> What is being asked
An exact restatement of the entire listing is needed, excluding all images.

> Supplied material
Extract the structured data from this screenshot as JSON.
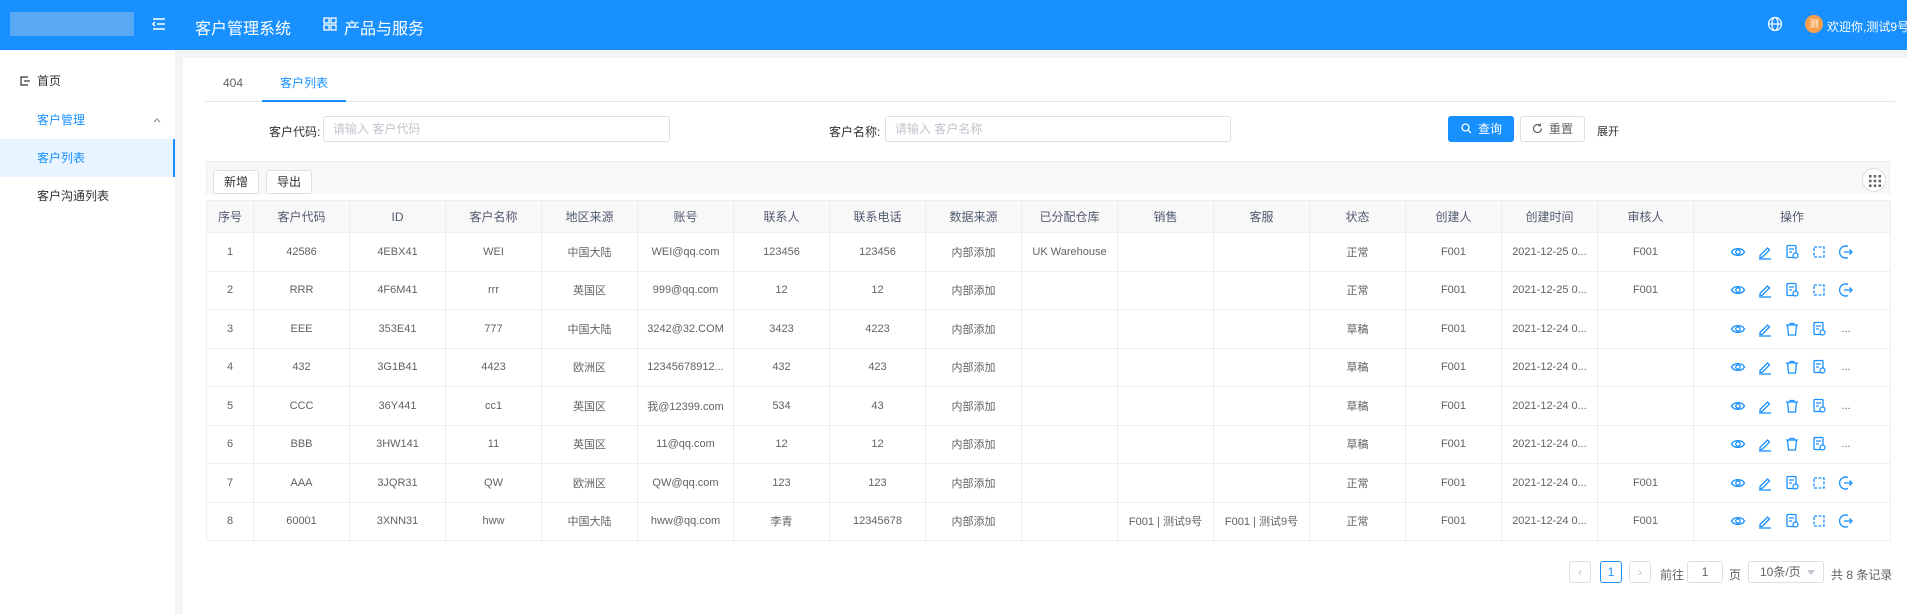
{
  "header": {
    "system_title": "客户管理系统",
    "product_menu": "产品与服务",
    "avatar_text": "测",
    "welcome": "欢迎你,测试9号",
    "brand_color": "#1890ff"
  },
  "sidebar": {
    "home": "首页",
    "group": "客户管理",
    "items": [
      {
        "label": "客户列表",
        "active": true
      },
      {
        "label": "客户沟通列表",
        "active": false
      }
    ]
  },
  "tabs": [
    {
      "label": "404",
      "active": false
    },
    {
      "label": "客户列表",
      "active": true
    }
  ],
  "search": {
    "code_label": "客户代码:",
    "code_placeholder": "请输入 客户代码",
    "name_label": "客户名称:",
    "name_placeholder": "请输入 客户名称",
    "query_label": "查询",
    "reset_label": "重置",
    "expand_label": "展开"
  },
  "toolbar": {
    "add_label": "新增",
    "export_label": "导出"
  },
  "table": {
    "columns": [
      "序号",
      "客户代码",
      "ID",
      "客户名称",
      "地区来源",
      "账号",
      "联系人",
      "联系电话",
      "数据来源",
      "已分配仓库",
      "销售",
      "客服",
      "状态",
      "创建人",
      "创建时间",
      "审核人",
      "操作"
    ],
    "rows": [
      {
        "no": "1",
        "code": "42586",
        "id": "4EBX41",
        "name": "WEI",
        "region": "中国大陆",
        "account": "WEI@qq.com",
        "contact": "123456",
        "phone": "123456",
        "source": "内部添加",
        "warehouse": "UK Warehouse",
        "sales": "",
        "service": "",
        "status": "正常",
        "creator": "F001",
        "created": "2021-12-25 0...",
        "auditor": "F001",
        "ops": "approved"
      },
      {
        "no": "2",
        "code": "RRR",
        "id": "4F6M41",
        "name": "rrr",
        "region": "英国区",
        "account": "999@qq.com",
        "contact": "12",
        "phone": "12",
        "source": "内部添加",
        "warehouse": "",
        "sales": "",
        "service": "",
        "status": "正常",
        "creator": "F001",
        "created": "2021-12-25 0...",
        "auditor": "F001",
        "ops": "approved"
      },
      {
        "no": "3",
        "code": "EEE",
        "id": "353E41",
        "name": "777",
        "region": "中国大陆",
        "account": "3242@32.COM",
        "contact": "3423",
        "phone": "4223",
        "source": "内部添加",
        "warehouse": "",
        "sales": "",
        "service": "",
        "status": "草稿",
        "creator": "F001",
        "created": "2021-12-24 0...",
        "auditor": "",
        "ops": "draft"
      },
      {
        "no": "4",
        "code": "432",
        "id": "3G1B41",
        "name": "4423",
        "region": "欧洲区",
        "account": "12345678912...",
        "contact": "432",
        "phone": "423",
        "source": "内部添加",
        "warehouse": "",
        "sales": "",
        "service": "",
        "status": "草稿",
        "creator": "F001",
        "created": "2021-12-24 0...",
        "auditor": "",
        "ops": "draft"
      },
      {
        "no": "5",
        "code": "CCC",
        "id": "36Y441",
        "name": "cc1",
        "region": "英国区",
        "account": "我@12399.com",
        "contact": "534",
        "phone": "43",
        "source": "内部添加",
        "warehouse": "",
        "sales": "",
        "service": "",
        "status": "草稿",
        "creator": "F001",
        "created": "2021-12-24 0...",
        "auditor": "",
        "ops": "draft"
      },
      {
        "no": "6",
        "code": "BBB",
        "id": "3HW141",
        "name": "11",
        "region": "英国区",
        "account": "11@qq.com",
        "contact": "12",
        "phone": "12",
        "source": "内部添加",
        "warehouse": "",
        "sales": "",
        "service": "",
        "status": "草稿",
        "creator": "F001",
        "created": "2021-12-24 0...",
        "auditor": "",
        "ops": "draft"
      },
      {
        "no": "7",
        "code": "AAA",
        "id": "3JQR31",
        "name": "QW",
        "region": "欧洲区",
        "account": "QW@qq.com",
        "contact": "123",
        "phone": "123",
        "source": "内部添加",
        "warehouse": "",
        "sales": "",
        "service": "",
        "status": "正常",
        "creator": "F001",
        "created": "2021-12-24 0...",
        "auditor": "F001",
        "ops": "approved"
      },
      {
        "no": "8",
        "code": "60001",
        "id": "3XNN31",
        "name": "hww",
        "region": "中国大陆",
        "account": "hww@qq.com",
        "contact": "李青",
        "phone": "12345678",
        "source": "内部添加",
        "warehouse": "",
        "sales": "F001 | 测试9号",
        "service": "F001 | 测试9号",
        "status": "正常",
        "creator": "F001",
        "created": "2021-12-24 0...",
        "auditor": "F001",
        "ops": "approved"
      }
    ],
    "more_label": "..."
  },
  "pagination": {
    "prev": "‹",
    "next": "›",
    "current_page": "1",
    "goto_prefix": "前往",
    "goto_value": "1",
    "goto_suffix": "页",
    "page_size": "10条/页",
    "total": "共 8 条记录"
  }
}
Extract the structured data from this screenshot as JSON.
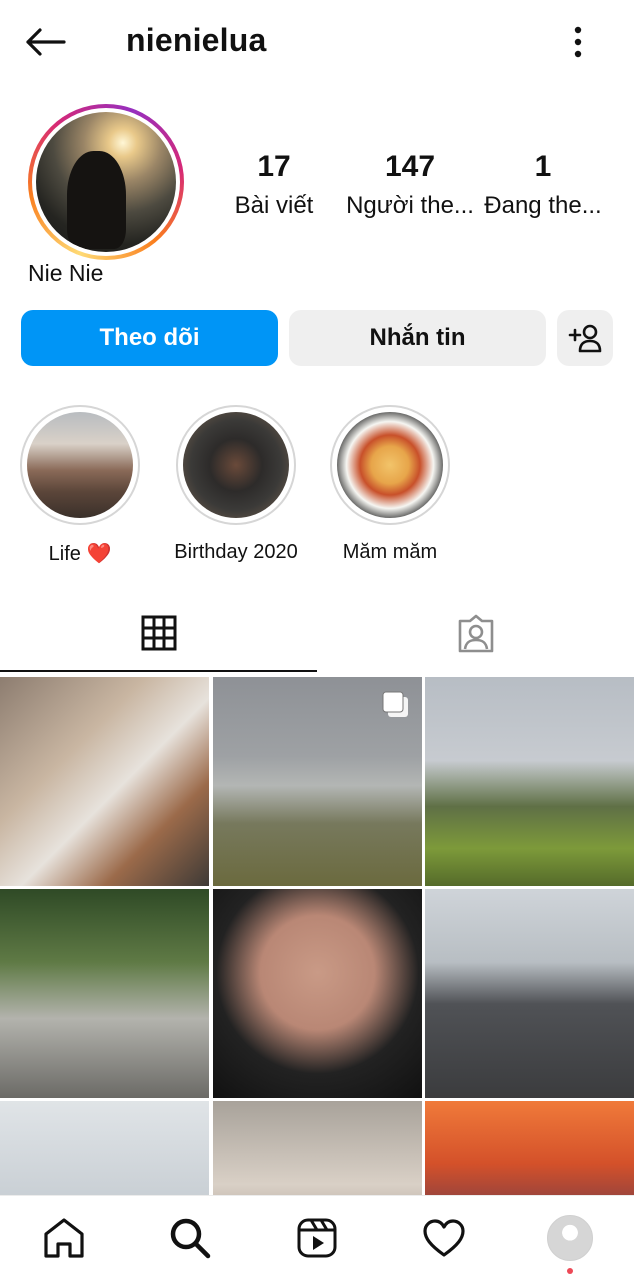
{
  "header": {
    "username": "nienielua",
    "back_icon": "arrow-left-icon",
    "more_icon": "vertical-dots-icon"
  },
  "profile": {
    "display_name": "Nie Nie",
    "stats": [
      {
        "value": "17",
        "label": "Bài viết"
      },
      {
        "value": "147",
        "label": "Người the..."
      },
      {
        "value": "1",
        "label": "Đang the..."
      }
    ]
  },
  "actions": {
    "follow_label": "Theo dõi",
    "message_label": "Nhắn tin",
    "add_user_icon": "add-person-icon"
  },
  "highlights": [
    {
      "label": "Life",
      "emoji": "❤️"
    },
    {
      "label": "Birthday 2020"
    },
    {
      "label": "Măm măm"
    }
  ],
  "tabs": {
    "grid_icon": "grid-icon",
    "tagged_icon": "tagged-person-icon"
  },
  "bottom_nav": [
    "home-icon",
    "search-icon",
    "reels-icon",
    "heart-icon",
    "profile-avatar"
  ],
  "colors": {
    "primary": "#0095f6",
    "secondary_button": "#efefef",
    "notification": "#ed4956"
  }
}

> Response to the exercise
Extract the structured data from this screenshot as JSON.
{
  "header": {
    "system_title": "客户管理系统",
    "product_menu": "产品与服务",
    "avatar_text": "测",
    "welcome": "欢迎你,测试9号",
    "brand_color": "#1890ff"
  },
  "sidebar": {
    "home": "首页",
    "group": "客户管理",
    "items": [
      {
        "label": "客户列表",
        "active": true
      },
      {
        "label": "客户沟通列表",
        "active": false
      }
    ]
  },
  "tabs": [
    {
      "label": "404",
      "active": false
    },
    {
      "label": "客户列表",
      "active": true
    }
  ],
  "search": {
    "code_label": "客户代码:",
    "code_placeholder": "请输入 客户代码",
    "name_label": "客户名称:",
    "name_placeholder": "请输入 客户名称",
    "query_label": "查询",
    "reset_label": "重置",
    "expand_label": "展开"
  },
  "toolbar": {
    "add_label": "新增",
    "export_label": "导出"
  },
  "table": {
    "columns": [
      "序号",
      "客户代码",
      "ID",
      "客户名称",
      "地区来源",
      "账号",
      "联系人",
      "联系电话",
      "数据来源",
      "已分配仓库",
      "销售",
      "客服",
      "状态",
      "创建人",
      "创建时间",
      "审核人",
      "操作"
    ],
    "rows": [
      {
        "no": "1",
        "code": "42586",
        "id": "4EBX41",
        "name": "WEI",
        "region": "中国大陆",
        "account": "WEI@qq.com",
        "contact": "123456",
        "phone": "123456",
        "source": "内部添加",
        "warehouse": "UK Warehouse",
        "sales": "",
        "service": "",
        "status": "正常",
        "creator": "F001",
        "created": "2021-12-25 0...",
        "auditor": "F001",
        "ops": "approved"
      },
      {
        "no": "2",
        "code": "RRR",
        "id": "4F6M41",
        "name": "rrr",
        "region": "英国区",
        "account": "999@qq.com",
        "contact": "12",
        "phone": "12",
        "source": "内部添加",
        "warehouse": "",
        "sales": "",
        "service": "",
        "status": "正常",
        "creator": "F001",
        "created": "2021-12-25 0...",
        "auditor": "F001",
        "ops": "approved"
      },
      {
        "no": "3",
        "code": "EEE",
        "id": "353E41",
        "name": "777",
        "region": "中国大陆",
        "account": "3242@32.COM",
        "contact": "3423",
        "phone": "4223",
        "source": "内部添加",
        "warehouse": "",
        "sales": "",
        "service": "",
        "status": "草稿",
        "creator": "F001",
        "created": "2021-12-24 0...",
        "auditor": "",
        "ops": "draft"
      },
      {
        "no": "4",
        "code": "432",
        "id": "3G1B41",
        "name": "4423",
        "region": "欧洲区",
        "account": "12345678912...",
        "contact": "432",
        "phone": "423",
        "source": "内部添加",
        "warehouse": "",
        "sales": "",
        "service": "",
        "status": "草稿",
        "creator": "F001",
        "created": "2021-12-24 0...",
        "auditor": "",
        "ops": "draft"
      },
      {
        "no": "5",
        "code": "CCC",
        "id": "36Y441",
        "name": "cc1",
        "region": "英国区",
        "account": "我@12399.com",
        "contact": "534",
        "phone": "43",
        "source": "内部添加",
        "warehouse": "",
        "sales": "",
        "service": "",
        "status": "草稿",
        "creator": "F001",
        "created": "2021-12-24 0...",
        "auditor": "",
        "ops": "draft"
      },
      {
        "no": "6",
        "code": "BBB",
        "id": "3HW141",
        "name": "11",
        "region": "英国区",
        "account": "11@qq.com",
        "contact": "12",
        "phone": "12",
        "source": "内部添加",
        "warehouse": "",
        "sales": "",
        "service": "",
        "status": "草稿",
        "creator": "F001",
        "created": "2021-12-24 0...",
        "auditor": "",
        "ops": "draft"
      },
      {
        "no": "7",
        "code": "AAA",
        "id": "3JQR31",
        "name": "QW",
        "region": "欧洲区",
        "account": "QW@qq.com",
        "contact": "123",
        "phone": "123",
        "source": "内部添加",
        "warehouse": "",
        "sales": "",
        "service": "",
        "status": "正常",
        "creator": "F001",
        "created": "2021-12-24 0...",
        "auditor": "F001",
        "ops": "approved"
      },
      {
        "no": "8",
        "code": "60001",
        "id": "3XNN31",
        "name": "hww",
        "region": "中国大陆",
        "account": "hww@qq.com",
        "contact": "李青",
        "phone": "12345678",
        "source": "内部添加",
        "warehouse": "",
        "sales": "F001 | 测试9号",
        "service": "F001 | 测试9号",
        "status": "正常",
        "creator": "F001",
        "created": "2021-12-24 0...",
        "auditor": "F001",
        "ops": "approved"
      }
    ],
    "more_label": "..."
  },
  "pagination": {
    "prev": "‹",
    "next": "›",
    "current_page": "1",
    "goto_prefix": "前往",
    "goto_value": "1",
    "goto_suffix": "页",
    "page_size": "10条/页",
    "total": "共 8 条记录"
  }
}
Extract the structured data from this screenshot as JSON.
{
  "header": {
    "username": "nienielua",
    "back_icon": "arrow-left-icon",
    "more_icon": "vertical-dots-icon"
  },
  "profile": {
    "display_name": "Nie Nie",
    "stats": [
      {
        "value": "17",
        "label": "Bài viết"
      },
      {
        "value": "147",
        "label": "Người the..."
      },
      {
        "value": "1",
        "label": "Đang the..."
      }
    ]
  },
  "actions": {
    "follow_label": "Theo dõi",
    "message_label": "Nhắn tin",
    "add_user_icon": "add-person-icon"
  },
  "highlights": [
    {
      "label": "Life",
      "emoji": "❤️"
    },
    {
      "label": "Birthday 2020"
    },
    {
      "label": "Măm măm"
    }
  ],
  "tabs": {
    "grid_icon": "grid-icon",
    "tagged_icon": "tagged-person-icon"
  },
  "bottom_nav": [
    "home-icon",
    "search-icon",
    "reels-icon",
    "heart-icon",
    "profile-avatar"
  ],
  "colors": {
    "primary": "#0095f6",
    "secondary_button": "#efefef",
    "notification": "#ed4956"
  }
}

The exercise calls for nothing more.